Author: Julian Miles, Staff Writer

“Any final thoughts, Captain Macawdy?”
Macawdy smooths their layers of bright clothing, then leans forward with a smile: “I’d like to thank you for having the courage to invite me on your show, Miss Dreams. All the other networks have been scared off by the Anti-Privateer Leagues.”
Bomanife Dreams nods. This coup took months of negotiations between network, council, and police – before even contacting the privateers. When the possibility of a privateer getting live airtime was leaked, the protests only guaranteed it would happen, and with a far bigger audience.
“Everyone deserves a hearing, Captain. Your honesty may not have won you any more supporters, but has allowed us to see you’re not a mindless brute. Before we finish, I’d like to ask a more personal question, if I may?”
Macawdy nods: “Ask away.”
“How did you lose your leg?”
They sit back, uncross their legs, then stretch out the claw-footed prosthetic limb in question.
“As I mentioned, the life of a privateer comes with ups and downs. Before I took command of the Nelson, the ship I crewed on was unlucky. Out in freespace, a few bad raids and unchecked greed goes through rations quick. After a few days of drinking condensation and eating emergency wafers, the crew run a long pig raffle.”
“That’s not a term I’m familiar with?”
“When you’re about to starve, the unthinkable becomes reasonable. Spacers can use their arms to get about in freefall. Legs aren’t as essential. Punchline being that out there, every human is walking about on three good meals and a breakfast.”
Bomanife pales.
“Certainly a cautionary anecdote to end our interview on. Thank you, Captain.”
After giving her closing monologue, she turns back to Macawdy.
“Can my people help you depart? The crowd outside has grown substantially. Not all are anti-privateer, either.

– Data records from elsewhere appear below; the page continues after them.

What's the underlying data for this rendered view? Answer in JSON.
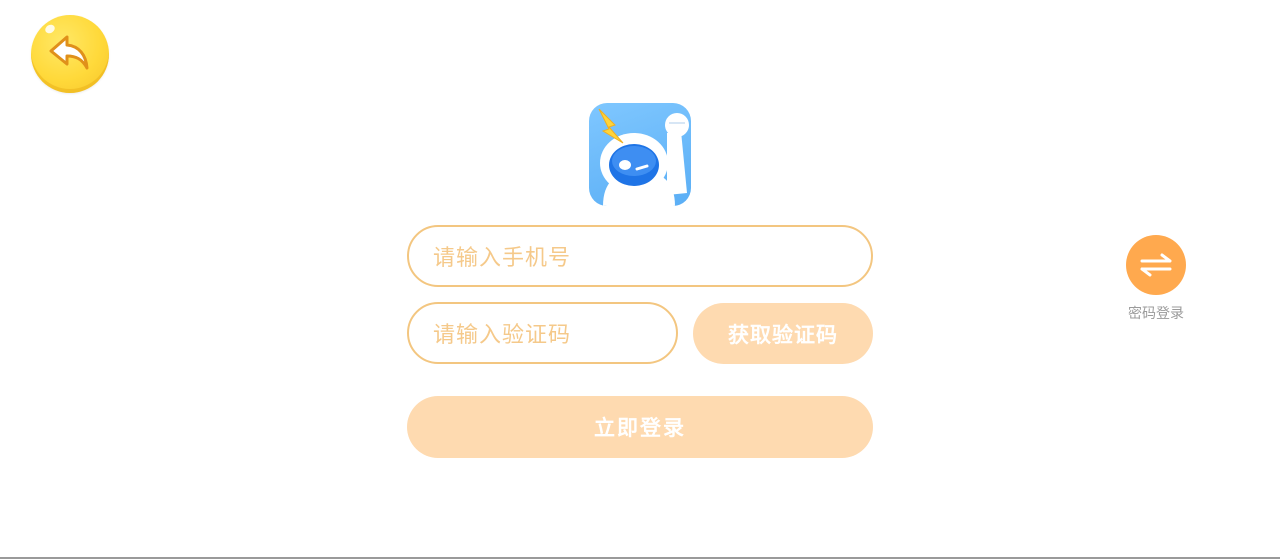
{
  "header": {
    "back_icon": "back-arrow-icon"
  },
  "logo": {
    "icon": "robot-mascot-icon"
  },
  "form": {
    "phone_placeholder": "请输入手机号",
    "code_placeholder": "请输入验证码",
    "get_code_label": "获取验证码",
    "login_label": "立即登录"
  },
  "switch_login": {
    "icon": "swap-arrows-icon",
    "label": "密码登录"
  },
  "colors": {
    "accent": "#ffa94e",
    "field_border": "#f3c680",
    "placeholder": "#f5c98a",
    "button_disabled": "#fedab0",
    "back_button": "#ffd93a"
  }
}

Even with the extra police and military support, there will be clashes.”
“I’ve a private aircar coming. Seemed sensible, given the situation.”
“Yes. Actually, to make it easier, get them to land on our rooftop pad. Jeremy! Show the Captain up to the executive suite, would you?”

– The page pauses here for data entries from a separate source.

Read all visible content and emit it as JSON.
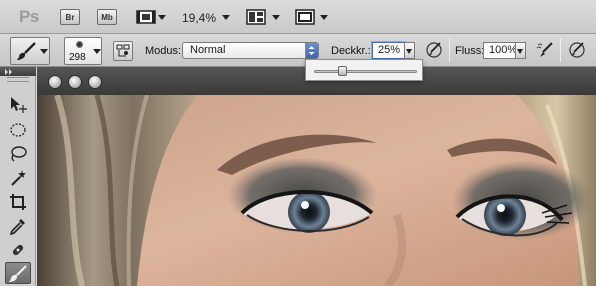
{
  "app": {
    "logo": "Ps",
    "bridge_label": "Br",
    "minibridge_label": "Mb",
    "zoom": "19,4%",
    "icons": [
      "film-strip-icon",
      "arrange-documents-icon",
      "screen-mode-icon"
    ]
  },
  "options": {
    "brush_size": "298",
    "modus_label": "Modus:",
    "modus_value": "Normal",
    "deckkr_label": "Deckkr.:",
    "deckkr_value": "25%",
    "fluss_label": "Fluss:",
    "fluss_value": "100%",
    "opacity_slider_level": 0.25
  },
  "tools": [
    "move-tool-icon",
    "marquee-tool-icon",
    "lasso-tool-icon",
    "magic-wand-tool-icon",
    "crop-tool-icon",
    "eyedropper-tool-icon",
    "healing-brush-tool-icon",
    "brush-tool-icon"
  ],
  "colors": {
    "accent_blue": "#4a6cc0",
    "chrome_dark": "#3a3a3a"
  }
}
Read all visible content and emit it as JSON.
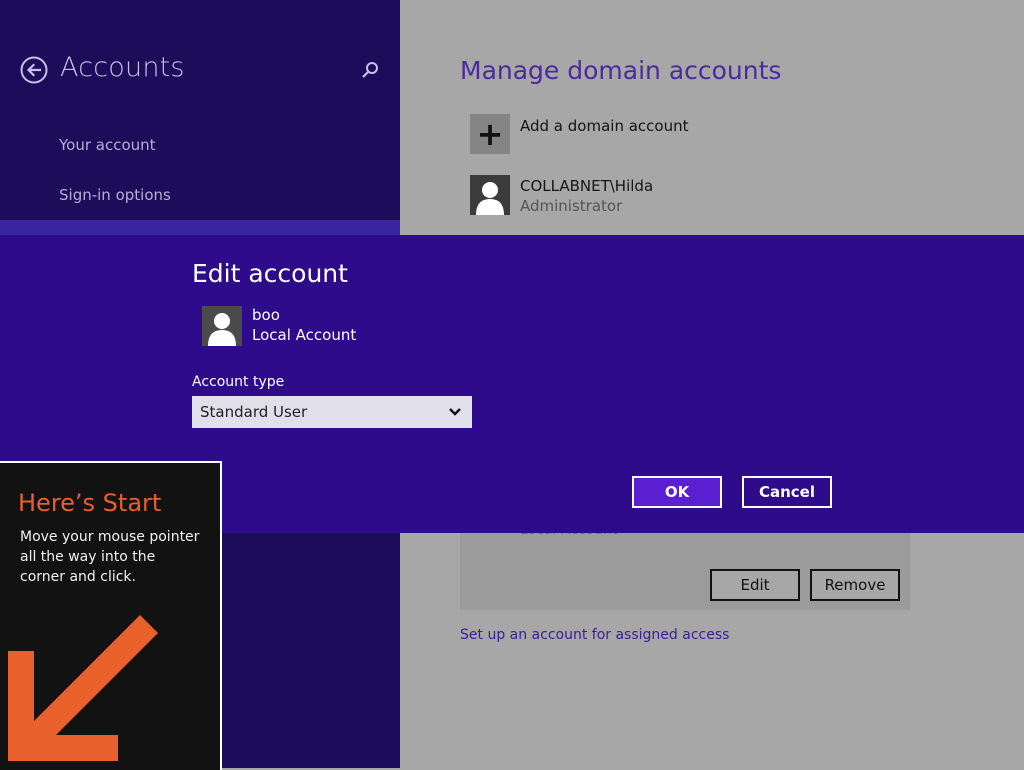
{
  "left_pane": {
    "title": "Accounts",
    "nav": [
      "Your account",
      "Sign-in options"
    ]
  },
  "main": {
    "section_title": "Manage domain accounts",
    "add_domain_label": "Add a domain account",
    "domain_user": {
      "name": "COLLABNET\\Hilda",
      "role": "Administrator"
    },
    "selected_account_partial": "Local Account",
    "edit_label": "Edit",
    "remove_label": "Remove",
    "assigned_access_link": "Set up an account for assigned access"
  },
  "dialog": {
    "title": "Edit account",
    "user_name": "boo",
    "user_kind": "Local Account",
    "type_label": "Account type",
    "type_value": "Standard User",
    "ok_label": "OK",
    "cancel_label": "Cancel"
  },
  "tip": {
    "title": "Here’s Start",
    "body": "Move your mouse pointer all the way into the corner and click."
  },
  "colors": {
    "pane_bg": "#1c0d5a",
    "dialog_bg": "#2d0b8a",
    "ok_bg": "#5a1fd1",
    "tip_accent": "#e8612c",
    "dim_bg": "#a7a7a7"
  }
}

She smiles at the contrast between the swaggering, wide-shouldered pirate and the neat stride of her prim, grey-suited aide.
Jeremy returns after a few minutes. Bomanife occupies herself with preparation for tomorrows show.

The studio door slams open. Chief of Police Grunzam storms in, accompanied by three other officers, and two men in military uniform.
“Where is the cunning bastard?”
Bomanife raises an eyebrow.
“I presume you’re referring to Captain Macawdy, who departed by aircar a short while ago.”
The group charge back out.
“Jeremy, something’s happened. Please find out what.”
He works away for a minute or so, then looks up.
“While police and military were occupied by the rioting protesters crowding this area, privateers hit the central vault, the gemstone exchange, and the rare metals trade hall. They overwhelmed local security, stole anything not bolted down, loaded it all into cargo pinnaces, and left.”
Grunzam stomps back in.
“That aircar? In the surveillance video, you can see it’s a small pinnace done up in Aleut Hire colours.”
One of the military types comes in and whispers to Grunzam.
He swears.
“It’s confirmed. The fake aircar exited atmosphere with eleven other pinnaces. All were taken aboard a large vessel, likely the Nelson, which then entered transit space. They’re effectively untraceable.”
Bomanife sighs.
“Your people insisted on handling the security. Your exact words were: ‘you talk to the pirate; we stop them from stealing the place’. Well, they didn’t steal anything from here. Good job.”
Grunzam glares at her.